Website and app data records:

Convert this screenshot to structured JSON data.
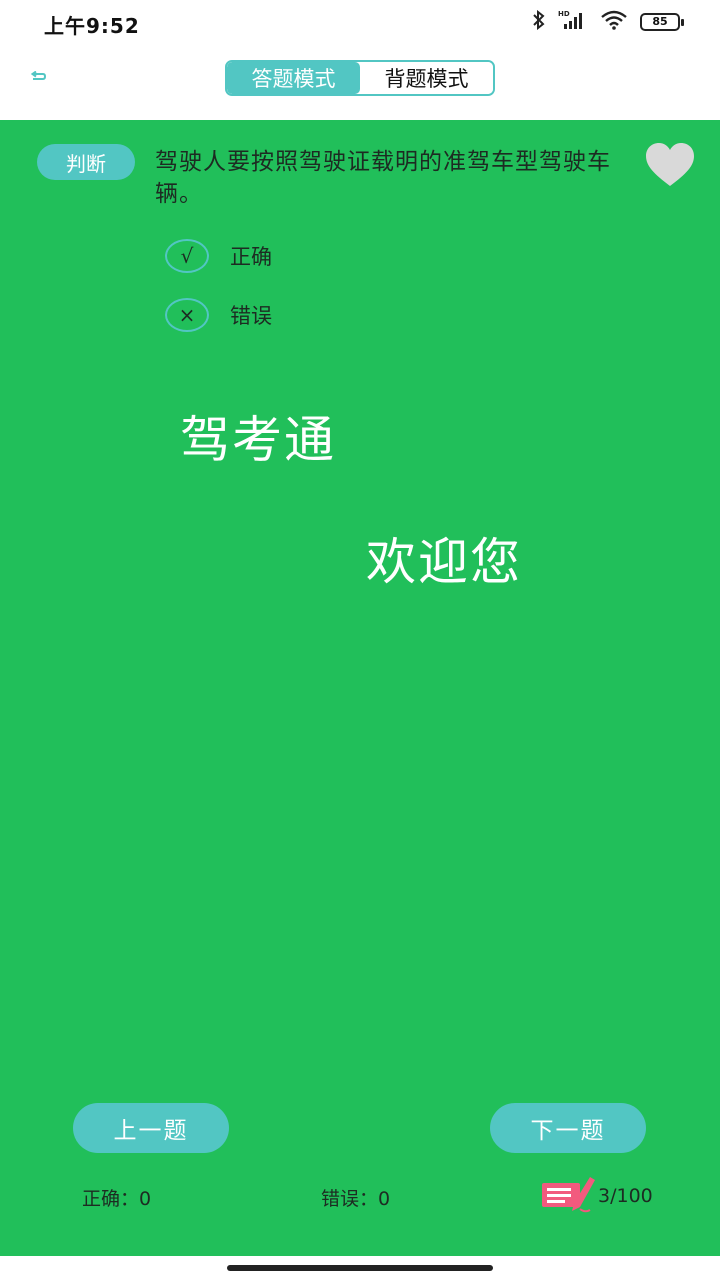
{
  "status_bar": {
    "time": "上午9:52",
    "battery": "85",
    "icons": [
      "bluetooth-icon",
      "signal-hd-icon",
      "wifi-icon",
      "battery-icon"
    ]
  },
  "header": {
    "back_icon": "back-arrow-icon",
    "tabs": [
      {
        "label": "答题模式",
        "active": true
      },
      {
        "label": "背题模式",
        "active": false
      }
    ]
  },
  "question": {
    "type": "判断",
    "text": "驾驶人要按照驾驶证载明的准驾车型驾驶车辆。",
    "favorite_icon": "heart-icon",
    "options": [
      {
        "symbol": "√",
        "label": "正确"
      },
      {
        "symbol": "×",
        "label": "错误"
      }
    ]
  },
  "watermark": {
    "line1": "驾考通",
    "line2": "欢迎您"
  },
  "footer": {
    "prev_label": "上一题",
    "next_label": "下一题",
    "correct": "正确：0",
    "wrong": "错误：0",
    "progress": "3/100",
    "progress_icon": "answer-sheet-icon"
  },
  "colors": {
    "accent": "#52c6c3",
    "background": "#21bf5a",
    "heart": "#d9d9d9",
    "sheet_icon": "#f25a7e"
  }
}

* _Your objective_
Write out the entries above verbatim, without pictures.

* _Result of this task_
Convert this screenshot to structured JSON data.
{
  "status_bar": {
    "time": "上午9:52",
    "battery": "85",
    "icons": [
      "bluetooth-icon",
      "signal-hd-icon",
      "wifi-icon",
      "battery-icon"
    ]
  },
  "header": {
    "back_icon": "back-arrow-icon",
    "tabs": [
      {
        "label": "答题模式",
        "active": true
      },
      {
        "label": "背题模式",
        "active": false
      }
    ]
  },
  "question": {
    "type": "判断",
    "text": "驾驶人要按照驾驶证载明的准驾车型驾驶车辆。",
    "favorite_icon": "heart-icon",
    "options": [
      {
        "symbol": "√",
        "label": "正确"
      },
      {
        "symbol": "×",
        "label": "错误"
      }
    ]
  },
  "watermark": {
    "line1": "驾考通",
    "line2": "欢迎您"
  },
  "footer": {
    "prev_label": "上一题",
    "next_label": "下一题",
    "correct": "正确：0",
    "wrong": "错误：0",
    "progress": "3/100",
    "progress_icon": "answer-sheet-icon"
  },
  "colors": {
    "accent": "#52c6c3",
    "background": "#21bf5a",
    "heart": "#d9d9d9",
    "sheet_icon": "#f25a7e"
  }
}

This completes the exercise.